It’s not surprising. Shaina tells us nobody puts the fire right into her mouth, right onto her tongue. There are too many years of learned behavior in the way.

At the end of his turn, Stilt Walker has attempted five or six times and brought the flame very close. I’m impressed, though my stomach clenches a little each time, worried for his face.

“Your turn,” Shaina says.

I dip the torch in fuel and shake it out, and Shaina lights it. I’m sure I won’t get it all the way in. She has demonstrated the movements a few times. I replicate what she’s done. I widen my legs into a triangle, arch my spine, tilt my head back ninety degrees, bring the torch up above my face a foot or so and, with a dramatic turn of the wrist, beeline it right into my mouth.
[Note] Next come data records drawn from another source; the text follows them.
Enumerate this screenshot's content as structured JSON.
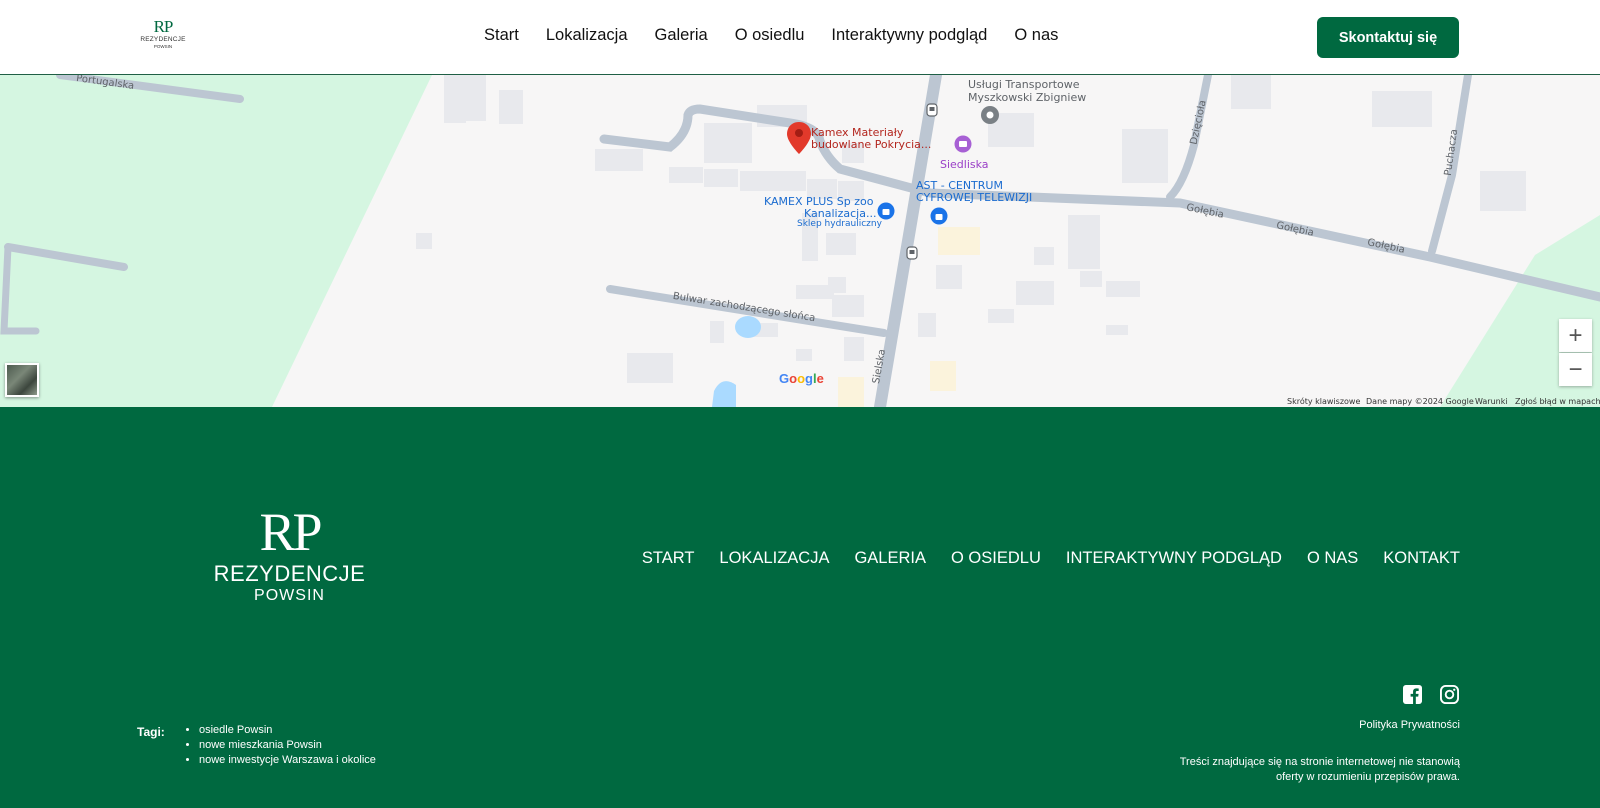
{
  "header": {
    "logo": {
      "monogram": "RP",
      "brand": "REZYDENCJE",
      "sub": "POWSIN"
    },
    "nav": [
      "Start",
      "Lokalizacja",
      "Galeria",
      "O osiedlu",
      "Interaktywny podgląd",
      "O nas"
    ],
    "cta_label": "Skontaktuj się"
  },
  "map": {
    "labels": {
      "portugalska": "Portugalska",
      "uslugi_1": "Usługi Transportowe",
      "uslugi_2": "Myszkowski Zbigniew",
      "kamex_1": "Kamex Materiały",
      "kamex_2": "budowlane Pokrycia...",
      "siedliska": "Siedliska",
      "ast_1": "AST - CENTRUM",
      "ast_2": "CYFROWEJ TELEWIZJI",
      "kamex_plus_1": "KAMEX PLUS Sp zoo",
      "kamex_plus_2": "Kanalizacja...",
      "kamex_plus_3": "Sklep hydrauliczny",
      "dzieciola": "Dzięcioła",
      "puchacza": "Puchacza",
      "golebia": "Gołębia",
      "bulwar": "Bulwar zachodzącego słońca",
      "sielska": "Sielska"
    },
    "google": "Google",
    "zoom_in": "+",
    "zoom_out": "−",
    "attrib": {
      "shortcuts": "Skróty klawiszowe",
      "data": "Dane mapy ©2024 Google",
      "terms": "Warunki",
      "report": "Zgłoś błąd w mapach"
    },
    "colors": {
      "park": "#d5f6e1",
      "road": "#b9c3cf",
      "building": "#e8e9ed",
      "pin": "#e2392b",
      "poi_blue": "#1a73e8",
      "poi_purple": "#a760d4"
    }
  },
  "footer": {
    "logo": {
      "monogram": "RP",
      "brand": "REZYDENCJE",
      "sub": "POWSIN"
    },
    "nav": [
      "START",
      "LOKALIZACJA",
      "GALERIA",
      "O OSIEDLU",
      "INTERAKTYWNY PODGLĄD",
      "O NAS",
      "KONTAKT"
    ],
    "privacy": "Polityka Prywatności",
    "disclaimer": "Treści znajdujące się na stronie internetowej nie stanowią oferty w rozumieniu przepisów prawa.",
    "tags_label": "Tagi:",
    "tags": [
      "osiedle Powsin",
      "nowe mieszkania Powsin",
      "nowe inwestycje Warszawa i okolice"
    ],
    "social_icons": [
      "facebook-icon",
      "instagram-icon"
    ]
  },
  "brand_color": "#006940"
}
I touch the torch to my tongue for one second and then pull it back out toward the sky.

“Jesus Christ,” Shaina says. My mouth tastes like camping. My lips tingle. “You just lit your tongue on fire!” she says, and this is the only time I can imagine that being a congratulatory exclamation. I bring the still-lit torch back above my head, angle my wrist, and bring it down straight into my mouth again.

“Wow,” Shaina says, laughing. “You don’t have many instincts for self-preservation.”

I consider telling her the whole story, then think better of it. The backs of my teeth feel a little sooty on my tongue.

Oxygen feeds fire. If you succumb to impulse and attempt to blow out the flame as it nears your lips, you have forgotten about chemistry. An hour later, when I learn to swallow two torches at once, my desperate attempt to blow out the fire does not, in fact, succeed in extinguishing the flame but instead collects more oxygen that grows the torches into a huge fireball that engulfs my hands. It hurts. It burns. Shaina describes the most common types of burns—the kinds you get no matter what, no matter how careful you are in this line of work—as bad sunburns. I am now in a tradition of performers and mystics and childhood pyromaniacs; I will honor them by burning myself as infrequently as possible.

As soon as the class is over, I can tell my mouth is burned. Shaina says this is normal. Patches of my face and arms are reddish and tender. And there is cracked skin, almost like little dried-out blisters, on the corners of my mouth. I have a blind date after my class. It looks like I have herpes.

I avoid remembering this while I’m in the fire-eating class, but I used to be a chicken. My childhood memories are haunted by feeling too scared to do anything—from taking out the garbage at night to striking a match for incense. I watched all the other kids act brazen and bold, as I stood at eight years old, twelve, seventeen, upset with how much I did not want to be the person I was becoming. Later, I told people that I willed myself to stop being a fraidy-cat, but I think, as these things go, we develop personality traits when we need them.

For my whole life, I have been scared, terrified, of losing my mom.

I am losing my mom.

While I’m standing among explosive containers on a quiet Oakland night, she is humming at a nurse in one of her daily therapy sessions, because she no longer has language. While I am running a flame along my palm, she is running her hand across the half of her body that can no longer move. She touches it a lot, the paralyzed side. Perhaps it doesn’t feel like it belongs to her. She touches everything around her. Kitchen table, fork, husband, we say as she touches those things, to let her know they still belong to her, too. Wound, we say as she touches her head where it was opened after her brain would not stop bleeding.

She is a yes person, a woman of adventure. When I begin to doubt that I can pull this off, I stop and think of her.

The only way to do it is to do it.

There is no trick.

Tessa Fontaine

Tessa Fontaine